Council and housing association tenants will lose their automatic right to a home for life under reforms launched today.
New renters will be offered fixed-tenancy agreements of as little as two years, and could be evicted after that period if their financial circumstances have improved.
Housing charities accused the Government of penalising the poor, warning that the change will act as a disincentive for social tenants to earn more.
But housing minister Grant Shapps insisted the new arrangements will be fairer than the existing system, which has resulted in the waiting list for social homes almost doubling over the past 13 years to five million people.
The eight million existing social tenants will not be affected by the changes, which apply to England only and could be introduced as early as next year following consultation.
The plans are likely to inflame tensions within the Conservative-Liberal Democrat coalition. Lib Dem deputy leader Simon Hughes insisted the move to introduce fixed-term tenancies was the policy of neither the coalition nor his party when it was floated by Prime Minister David Cameron in August.
But Lib Dem communities minister Andrew Stunell today backed the plans, saying: "Liberal Democrats have always said we need to have a much smarter system that protects lifetime tenancies, but also provides the flexibility to ensure that help is targeted at people who really need it, enabling us to get more for every pound of taxpayers' money."
Mr Shapps said he expected contracts of a "significant length" - anything between five and 20 years - to be the norm under the new system, with some households continuing to get a lifetime tenancy. But the minimum contract will be two years.
Councils will be able to set their own rules on who gets on to the housing waiting list, and a new national home swap scheme will make it easier for tenants to move around the country to find work.
New tenants will have the right to pass on their home to a spouse or partner on their death, but will no longer be able to pass it on to other family members who lived with them.
Councils and housing associations will also be able to charge rent of up to 80% of the market rate, so that they can raise money to buy new properties.
Mr Shapps said that a "lazy consensus" on social housing had produced a system which helps far fewer people than it should.
"This out-of-date approach has seen waiting lists rocket and is unfair to people who genuinely need social homes," he said. "They trap existing tenants in poverty, often in homes that aren't suitable for them."
The reforms announced today would ensure that "those in greatest housing need are given priority", he said.
"It will also be more flexible, with councils and housing associations able to offer fixed tenancies that give people the helping hand they need, when they need it.

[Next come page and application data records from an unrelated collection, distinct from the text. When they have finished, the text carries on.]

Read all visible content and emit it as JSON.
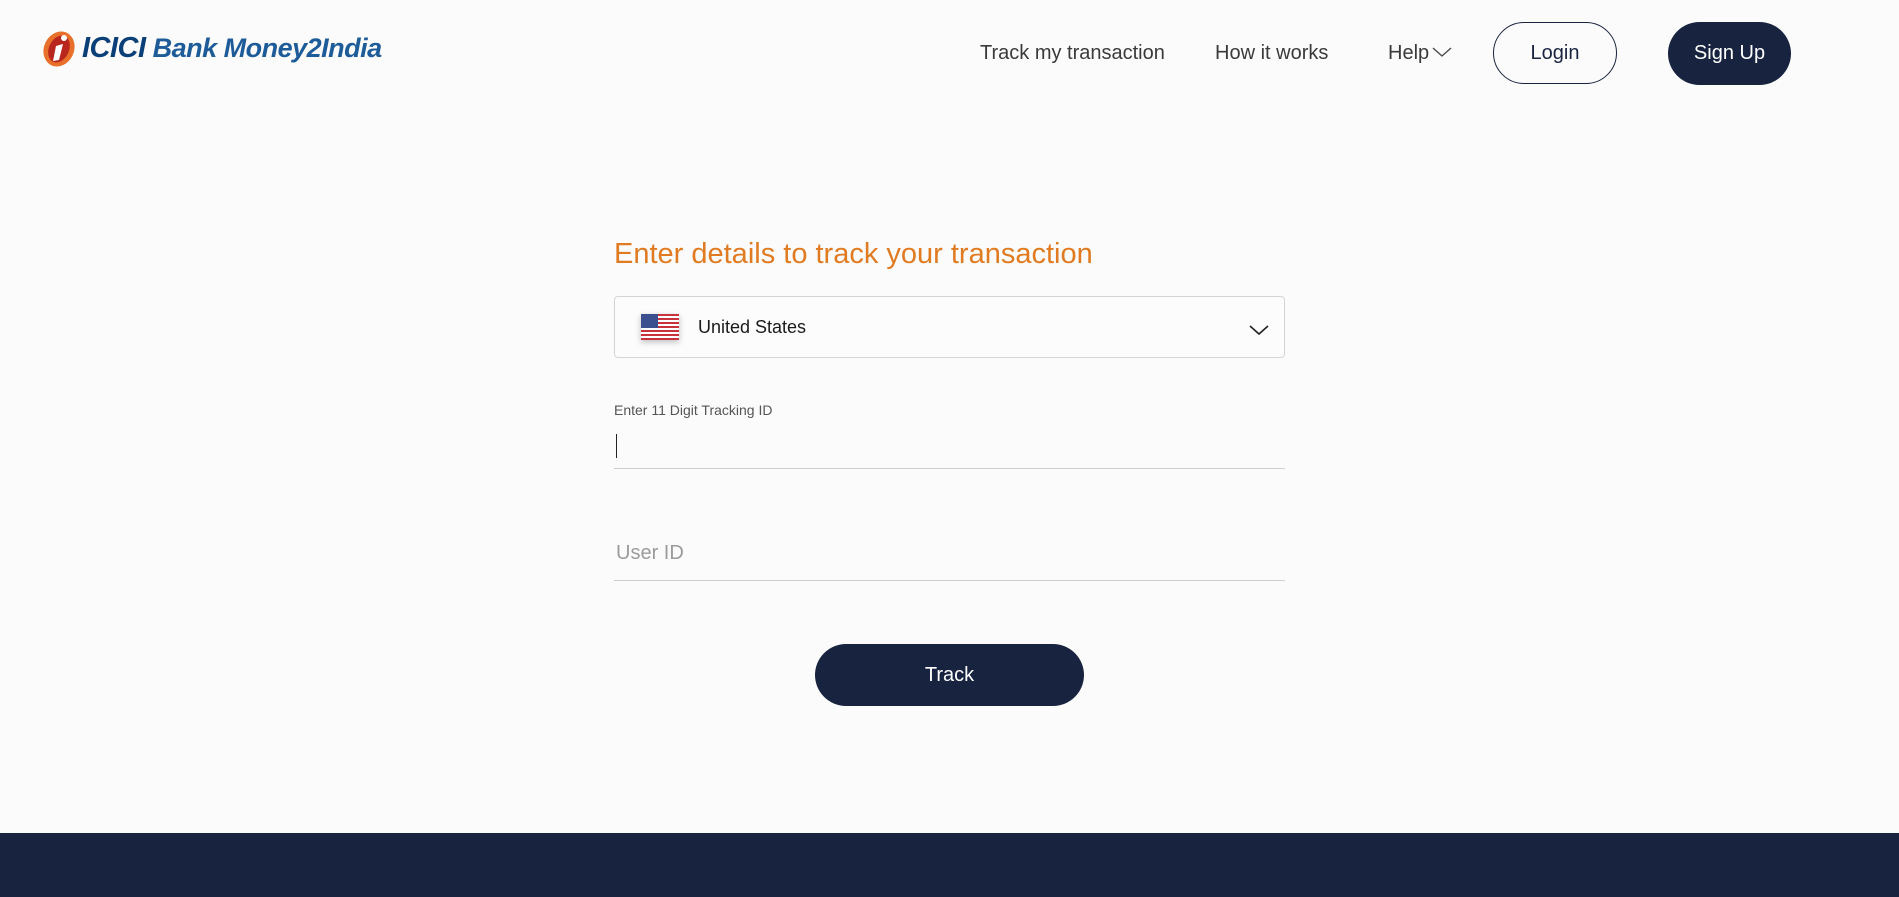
{
  "header": {
    "logo": {
      "brand": "ICICI",
      "rest": " Bank Money2India"
    },
    "nav": {
      "track": "Track my transaction",
      "how": "How it works",
      "help": "Help"
    },
    "login_label": "Login",
    "signup_label": "Sign Up"
  },
  "form": {
    "title": "Enter details to track your transaction",
    "country": {
      "selected": "United States",
      "flag_icon": "us-flag-icon"
    },
    "tracking": {
      "label": "Enter 11 Digit Tracking ID",
      "value": ""
    },
    "user_id": {
      "placeholder": "User ID",
      "value": ""
    },
    "track_label": "Track"
  },
  "colors": {
    "accent": "#e07b22",
    "navy": "#18233f",
    "brand_blue": "#0b4a86",
    "logo_orange": "#e8702a"
  }
}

"But above all it will be fairer - councils will now be able to make decisions that genuinely meet the needs of local people, and the changes will not affect any existing tenants."
Mr Shapps insisted that the most vulnerable will be protected under the reforms.
But housing charity Shelter said the changes would do little to resolve a crisis which sees someone lose their home every two minutes.
The charity's chief executive Campbell Robb said: "The Government's response to our affordable housing crisis, both through these policies and those we have already heard on cuts to housing benefit, social housing investment and legal aid, has seen the poorest and most vulnerable in society penalised again and again in what begins to feel like a deliberate attack.
"In contrast, the millions of people constantly struggling with their rent or mortgage and many of the truly fundamental issues, such as a lack of new homes, the astronomical cost of housing and the insecure private rented sector, remain totally ignored."
Mr Robb called for the proposed minimum tenancy to be increased to five years, accusing the Government of "naivety" in thinking that people who have been homeless will be able to get back on their feet in just two.
Shadow housing minister Alison Seabeck said the plans would "worry both existing and prospective social housing tenants up and down the country".
"Council tenants are being told they may be forced to move if their income increases," said Ms Seabeck.
"That sends the wrong message to families trying to get on and could act as a cap on aspiration. And it hits those whose earnings fluctuate from year to year."
David Orr, chief executive of the National Housing Federation, agreed: "It's difficult to imagine a more powerful disincentive to do well than the threat of losing your home if you start earning too much.
"We must ensure that this does not happen. People need the stability and security of a safe home."Reuse content